data, systems, and services in the cloud. To cope with new security challenges, security teams are forced to reassess their security posture and strategies as traditional security tools are often not suited for the challenges of dynamic, virtual and distributed cloud environments. This technology challenge is only exacerbated by the dramatic shortage of skilled cybersecurity professionals.
At an unprecedented pace, cloud computing has simultaneously transformed business and government, and created new security challenges. The development of the cloud service model delivers business-supporting technology more efficiently than ever before. The shift from server to service-based thinking is transforming the
way technology departments think about, design, and deliver computing technology and applications. Yet these advances have created new security vulnerabilities as well as amplify existing vulnerabilities, including security issues whose full impact are finally being understood. Among the most significant security risks associated with cloud computing is the tendency to bypass information technology (IT) departments and information officers.
Although shifting to cloud technologies exclusively may provide cost and efficiency gains, doing so requires that business-level security policies, processes, and best practices are taken into account. In the absence of these standard
As of May 2017, according to a report from The Depository Trust &
Clearing Corporation (DTCC), which provides financial transaction and data processing services for the global financial industry, cloud computing has reached a tipping point1. Today, financial services companies can benefit from the capabilities and cost efficiencies of the cloud. In October of 2016, the Federal Deposit Insurance Corporation (FDIC), the Office of the Comptroller of Currency (OCC) and the Federal Reserve Board (FRB) jointly announced enhanced cyber risk management standards for financial institutions in an Advanced Notice of Proposed Rulemaking (ANPR)2. These proposed standards for enhanced cybersecurity are aimed at protecting the entire financial system, not just the institution. To meet these new standards, financial institutions will require the right cloud-based network security
platform for comprehensive security management, verifiable compliance and governance and active protection of customer data
Published By: B Channels
Published Date: Apr 27, 2018

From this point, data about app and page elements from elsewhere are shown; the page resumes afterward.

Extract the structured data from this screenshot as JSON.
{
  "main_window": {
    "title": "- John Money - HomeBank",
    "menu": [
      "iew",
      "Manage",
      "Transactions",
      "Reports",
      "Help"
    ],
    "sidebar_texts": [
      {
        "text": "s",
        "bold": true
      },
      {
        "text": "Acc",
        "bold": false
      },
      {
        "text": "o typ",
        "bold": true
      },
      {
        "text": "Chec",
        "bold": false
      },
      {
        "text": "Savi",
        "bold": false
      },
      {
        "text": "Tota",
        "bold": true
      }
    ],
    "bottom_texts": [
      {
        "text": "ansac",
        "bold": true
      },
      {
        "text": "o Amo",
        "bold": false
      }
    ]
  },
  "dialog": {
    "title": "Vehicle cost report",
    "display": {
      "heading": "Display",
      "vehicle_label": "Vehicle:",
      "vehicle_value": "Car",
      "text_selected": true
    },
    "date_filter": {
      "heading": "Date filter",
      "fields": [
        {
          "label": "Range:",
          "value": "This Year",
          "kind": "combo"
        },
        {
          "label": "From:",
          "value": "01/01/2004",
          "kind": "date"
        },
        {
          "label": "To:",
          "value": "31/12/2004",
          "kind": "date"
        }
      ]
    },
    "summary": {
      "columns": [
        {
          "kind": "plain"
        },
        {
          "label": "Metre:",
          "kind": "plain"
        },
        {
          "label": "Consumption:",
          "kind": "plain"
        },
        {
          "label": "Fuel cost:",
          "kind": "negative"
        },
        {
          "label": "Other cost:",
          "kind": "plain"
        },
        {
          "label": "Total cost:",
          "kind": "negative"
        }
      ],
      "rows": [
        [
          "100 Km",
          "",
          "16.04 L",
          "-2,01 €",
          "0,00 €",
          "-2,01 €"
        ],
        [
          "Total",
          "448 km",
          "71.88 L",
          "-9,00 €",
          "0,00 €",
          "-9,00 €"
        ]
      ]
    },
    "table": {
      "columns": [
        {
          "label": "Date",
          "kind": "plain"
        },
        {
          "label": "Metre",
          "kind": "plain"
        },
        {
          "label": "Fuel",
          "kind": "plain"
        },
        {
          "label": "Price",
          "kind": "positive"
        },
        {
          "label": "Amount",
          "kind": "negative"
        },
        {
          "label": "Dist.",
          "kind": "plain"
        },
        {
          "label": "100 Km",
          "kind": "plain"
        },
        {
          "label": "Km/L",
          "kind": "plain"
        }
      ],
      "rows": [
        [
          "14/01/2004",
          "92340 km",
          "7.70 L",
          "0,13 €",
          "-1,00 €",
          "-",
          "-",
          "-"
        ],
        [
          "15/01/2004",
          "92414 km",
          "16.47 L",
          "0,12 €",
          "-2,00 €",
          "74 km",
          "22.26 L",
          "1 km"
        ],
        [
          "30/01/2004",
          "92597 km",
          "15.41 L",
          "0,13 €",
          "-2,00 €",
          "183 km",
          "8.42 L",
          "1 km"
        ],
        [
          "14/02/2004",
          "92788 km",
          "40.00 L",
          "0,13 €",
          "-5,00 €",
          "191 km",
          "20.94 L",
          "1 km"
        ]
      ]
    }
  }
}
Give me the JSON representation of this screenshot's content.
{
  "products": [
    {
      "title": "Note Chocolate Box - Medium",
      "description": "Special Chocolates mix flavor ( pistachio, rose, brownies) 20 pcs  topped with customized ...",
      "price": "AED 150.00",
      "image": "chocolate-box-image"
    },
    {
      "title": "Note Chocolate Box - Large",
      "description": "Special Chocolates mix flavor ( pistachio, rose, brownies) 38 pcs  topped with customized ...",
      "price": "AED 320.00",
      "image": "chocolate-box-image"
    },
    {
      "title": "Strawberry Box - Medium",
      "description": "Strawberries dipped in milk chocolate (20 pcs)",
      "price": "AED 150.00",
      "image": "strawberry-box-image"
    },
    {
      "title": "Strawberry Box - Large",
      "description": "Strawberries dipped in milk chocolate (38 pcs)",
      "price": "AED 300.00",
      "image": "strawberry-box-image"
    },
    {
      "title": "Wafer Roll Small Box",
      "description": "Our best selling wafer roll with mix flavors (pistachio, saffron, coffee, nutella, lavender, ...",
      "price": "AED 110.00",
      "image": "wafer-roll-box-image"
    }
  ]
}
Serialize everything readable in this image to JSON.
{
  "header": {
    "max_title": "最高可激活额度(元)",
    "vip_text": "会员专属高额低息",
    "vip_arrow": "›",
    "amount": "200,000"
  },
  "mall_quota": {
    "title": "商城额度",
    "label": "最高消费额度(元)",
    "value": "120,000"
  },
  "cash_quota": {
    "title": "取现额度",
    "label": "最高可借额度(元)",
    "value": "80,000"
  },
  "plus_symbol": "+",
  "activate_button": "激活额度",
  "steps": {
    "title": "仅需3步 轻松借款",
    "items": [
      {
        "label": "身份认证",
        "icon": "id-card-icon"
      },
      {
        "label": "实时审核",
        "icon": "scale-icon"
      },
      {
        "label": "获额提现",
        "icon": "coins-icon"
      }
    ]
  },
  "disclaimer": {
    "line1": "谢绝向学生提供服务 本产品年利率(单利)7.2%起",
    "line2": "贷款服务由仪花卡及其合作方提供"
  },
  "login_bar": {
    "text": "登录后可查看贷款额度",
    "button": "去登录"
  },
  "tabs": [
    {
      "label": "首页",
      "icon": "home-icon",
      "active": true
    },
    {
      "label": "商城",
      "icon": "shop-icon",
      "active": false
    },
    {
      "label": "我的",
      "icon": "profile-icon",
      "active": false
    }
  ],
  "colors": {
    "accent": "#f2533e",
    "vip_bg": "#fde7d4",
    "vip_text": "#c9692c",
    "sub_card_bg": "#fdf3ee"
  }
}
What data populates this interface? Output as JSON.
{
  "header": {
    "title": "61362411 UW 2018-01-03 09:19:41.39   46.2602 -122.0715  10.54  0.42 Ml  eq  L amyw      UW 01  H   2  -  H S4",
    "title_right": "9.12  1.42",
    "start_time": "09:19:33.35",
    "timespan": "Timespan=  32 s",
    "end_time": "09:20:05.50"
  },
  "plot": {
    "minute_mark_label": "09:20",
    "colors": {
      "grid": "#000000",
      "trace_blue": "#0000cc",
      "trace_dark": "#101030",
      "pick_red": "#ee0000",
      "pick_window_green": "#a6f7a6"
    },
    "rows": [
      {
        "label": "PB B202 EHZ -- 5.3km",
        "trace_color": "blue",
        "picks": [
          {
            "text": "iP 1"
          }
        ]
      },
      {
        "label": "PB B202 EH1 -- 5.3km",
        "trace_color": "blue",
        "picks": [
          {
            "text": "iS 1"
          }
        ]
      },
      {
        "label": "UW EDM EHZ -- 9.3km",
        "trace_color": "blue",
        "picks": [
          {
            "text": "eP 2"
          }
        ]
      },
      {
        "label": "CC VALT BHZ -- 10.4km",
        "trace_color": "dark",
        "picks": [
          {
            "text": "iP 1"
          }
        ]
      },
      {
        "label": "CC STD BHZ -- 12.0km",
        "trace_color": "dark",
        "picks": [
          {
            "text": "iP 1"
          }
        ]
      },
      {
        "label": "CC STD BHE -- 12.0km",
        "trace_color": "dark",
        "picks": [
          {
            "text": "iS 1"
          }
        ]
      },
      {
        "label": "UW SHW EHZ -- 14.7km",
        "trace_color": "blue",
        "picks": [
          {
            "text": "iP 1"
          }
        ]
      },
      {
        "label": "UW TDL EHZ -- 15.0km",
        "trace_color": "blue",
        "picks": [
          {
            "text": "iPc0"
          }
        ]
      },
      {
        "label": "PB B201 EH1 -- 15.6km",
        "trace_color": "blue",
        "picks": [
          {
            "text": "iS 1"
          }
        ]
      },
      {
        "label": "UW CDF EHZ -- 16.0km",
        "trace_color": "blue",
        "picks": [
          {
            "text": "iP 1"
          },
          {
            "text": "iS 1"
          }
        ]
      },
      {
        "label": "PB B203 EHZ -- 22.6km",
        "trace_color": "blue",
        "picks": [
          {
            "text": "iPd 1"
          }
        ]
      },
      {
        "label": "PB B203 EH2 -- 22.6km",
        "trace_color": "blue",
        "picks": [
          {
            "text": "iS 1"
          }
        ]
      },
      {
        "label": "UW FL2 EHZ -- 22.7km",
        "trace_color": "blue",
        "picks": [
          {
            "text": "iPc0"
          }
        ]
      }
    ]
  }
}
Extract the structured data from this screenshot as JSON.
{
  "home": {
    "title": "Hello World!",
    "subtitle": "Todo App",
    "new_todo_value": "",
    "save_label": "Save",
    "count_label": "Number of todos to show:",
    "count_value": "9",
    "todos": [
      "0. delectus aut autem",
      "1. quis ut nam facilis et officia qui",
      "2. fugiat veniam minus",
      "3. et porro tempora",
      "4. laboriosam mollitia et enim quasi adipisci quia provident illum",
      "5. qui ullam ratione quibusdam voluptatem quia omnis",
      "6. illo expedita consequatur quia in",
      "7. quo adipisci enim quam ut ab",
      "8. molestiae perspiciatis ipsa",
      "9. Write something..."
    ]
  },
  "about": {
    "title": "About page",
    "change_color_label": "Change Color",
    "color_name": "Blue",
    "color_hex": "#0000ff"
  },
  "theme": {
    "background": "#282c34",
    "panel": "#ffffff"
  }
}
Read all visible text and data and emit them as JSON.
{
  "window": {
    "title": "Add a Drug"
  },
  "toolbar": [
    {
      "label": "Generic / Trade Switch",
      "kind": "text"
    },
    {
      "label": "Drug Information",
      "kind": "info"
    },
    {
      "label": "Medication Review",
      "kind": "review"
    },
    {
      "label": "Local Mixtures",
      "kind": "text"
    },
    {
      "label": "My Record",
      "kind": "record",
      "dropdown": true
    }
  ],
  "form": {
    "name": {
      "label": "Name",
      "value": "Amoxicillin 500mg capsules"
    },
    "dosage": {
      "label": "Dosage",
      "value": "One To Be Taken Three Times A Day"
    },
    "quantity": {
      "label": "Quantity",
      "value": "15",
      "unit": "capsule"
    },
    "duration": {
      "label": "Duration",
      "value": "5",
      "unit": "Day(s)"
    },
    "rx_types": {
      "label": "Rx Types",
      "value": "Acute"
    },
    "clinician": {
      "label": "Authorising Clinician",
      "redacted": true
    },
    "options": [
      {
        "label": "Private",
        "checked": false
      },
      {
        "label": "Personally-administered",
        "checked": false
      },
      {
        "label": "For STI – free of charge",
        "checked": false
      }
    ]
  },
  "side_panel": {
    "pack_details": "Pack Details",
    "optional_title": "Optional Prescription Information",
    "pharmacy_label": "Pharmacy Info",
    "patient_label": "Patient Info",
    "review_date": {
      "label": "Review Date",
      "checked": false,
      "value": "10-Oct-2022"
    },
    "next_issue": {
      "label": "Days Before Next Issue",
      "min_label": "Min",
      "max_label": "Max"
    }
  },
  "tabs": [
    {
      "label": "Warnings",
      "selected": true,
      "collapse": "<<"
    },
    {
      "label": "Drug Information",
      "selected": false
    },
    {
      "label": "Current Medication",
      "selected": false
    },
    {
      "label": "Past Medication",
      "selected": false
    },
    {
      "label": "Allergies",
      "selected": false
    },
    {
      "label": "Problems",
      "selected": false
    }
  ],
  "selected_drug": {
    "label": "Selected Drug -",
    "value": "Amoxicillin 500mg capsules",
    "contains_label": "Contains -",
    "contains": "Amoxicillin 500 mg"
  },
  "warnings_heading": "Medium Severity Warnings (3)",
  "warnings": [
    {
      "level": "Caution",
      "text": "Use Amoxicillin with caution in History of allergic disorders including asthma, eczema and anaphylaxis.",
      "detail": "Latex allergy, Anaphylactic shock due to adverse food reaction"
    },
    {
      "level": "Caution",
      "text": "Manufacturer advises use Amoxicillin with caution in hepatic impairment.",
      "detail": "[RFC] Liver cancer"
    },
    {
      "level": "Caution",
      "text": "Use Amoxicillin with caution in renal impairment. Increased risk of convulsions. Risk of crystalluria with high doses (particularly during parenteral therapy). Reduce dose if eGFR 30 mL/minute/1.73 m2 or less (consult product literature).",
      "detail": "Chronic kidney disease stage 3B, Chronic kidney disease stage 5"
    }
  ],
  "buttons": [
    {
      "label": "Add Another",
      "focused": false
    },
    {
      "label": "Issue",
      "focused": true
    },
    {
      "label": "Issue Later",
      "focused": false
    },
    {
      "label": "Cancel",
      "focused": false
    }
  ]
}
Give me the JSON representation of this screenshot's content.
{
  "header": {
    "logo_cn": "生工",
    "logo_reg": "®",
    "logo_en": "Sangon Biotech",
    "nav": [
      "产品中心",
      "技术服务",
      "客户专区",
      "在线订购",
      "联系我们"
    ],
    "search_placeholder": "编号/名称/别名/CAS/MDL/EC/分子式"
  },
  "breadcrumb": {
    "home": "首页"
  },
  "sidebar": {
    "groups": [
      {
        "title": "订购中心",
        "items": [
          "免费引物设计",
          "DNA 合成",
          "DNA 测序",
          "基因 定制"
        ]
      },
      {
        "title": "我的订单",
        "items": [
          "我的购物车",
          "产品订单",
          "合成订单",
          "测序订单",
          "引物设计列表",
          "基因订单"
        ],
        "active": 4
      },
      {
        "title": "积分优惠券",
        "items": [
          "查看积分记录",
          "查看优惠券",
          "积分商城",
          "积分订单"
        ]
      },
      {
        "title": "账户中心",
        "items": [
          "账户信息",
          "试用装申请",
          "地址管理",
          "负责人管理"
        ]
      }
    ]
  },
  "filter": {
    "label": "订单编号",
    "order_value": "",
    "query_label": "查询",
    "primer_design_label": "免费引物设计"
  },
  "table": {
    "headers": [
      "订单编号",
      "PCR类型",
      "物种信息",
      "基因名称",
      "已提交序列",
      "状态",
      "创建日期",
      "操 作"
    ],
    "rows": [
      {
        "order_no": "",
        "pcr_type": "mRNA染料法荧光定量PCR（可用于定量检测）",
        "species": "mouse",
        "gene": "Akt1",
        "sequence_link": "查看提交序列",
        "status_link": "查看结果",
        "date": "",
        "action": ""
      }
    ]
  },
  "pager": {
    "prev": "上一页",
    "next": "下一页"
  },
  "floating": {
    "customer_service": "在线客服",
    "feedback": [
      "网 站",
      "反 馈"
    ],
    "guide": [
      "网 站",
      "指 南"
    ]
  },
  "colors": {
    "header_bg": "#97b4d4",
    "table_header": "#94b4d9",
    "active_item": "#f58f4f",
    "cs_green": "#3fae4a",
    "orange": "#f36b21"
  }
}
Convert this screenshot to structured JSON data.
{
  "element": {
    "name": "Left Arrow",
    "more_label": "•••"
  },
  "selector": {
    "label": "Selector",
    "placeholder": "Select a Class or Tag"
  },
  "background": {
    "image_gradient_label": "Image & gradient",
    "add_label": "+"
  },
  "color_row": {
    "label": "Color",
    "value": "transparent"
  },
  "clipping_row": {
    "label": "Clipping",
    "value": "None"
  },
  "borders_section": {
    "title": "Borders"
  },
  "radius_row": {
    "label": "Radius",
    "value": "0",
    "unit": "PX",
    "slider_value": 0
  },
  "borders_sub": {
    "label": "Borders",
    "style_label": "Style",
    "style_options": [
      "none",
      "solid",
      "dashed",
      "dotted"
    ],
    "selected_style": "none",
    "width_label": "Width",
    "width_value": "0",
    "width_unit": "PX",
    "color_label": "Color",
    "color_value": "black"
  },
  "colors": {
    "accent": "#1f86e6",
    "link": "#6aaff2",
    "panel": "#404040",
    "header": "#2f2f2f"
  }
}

This white paper provides an overview of Cloud service providers and outlines three key learnings for dealing with them effectively.
Discover what connects cloud service providers with traditional software vendors
Download to explore 3 key differences.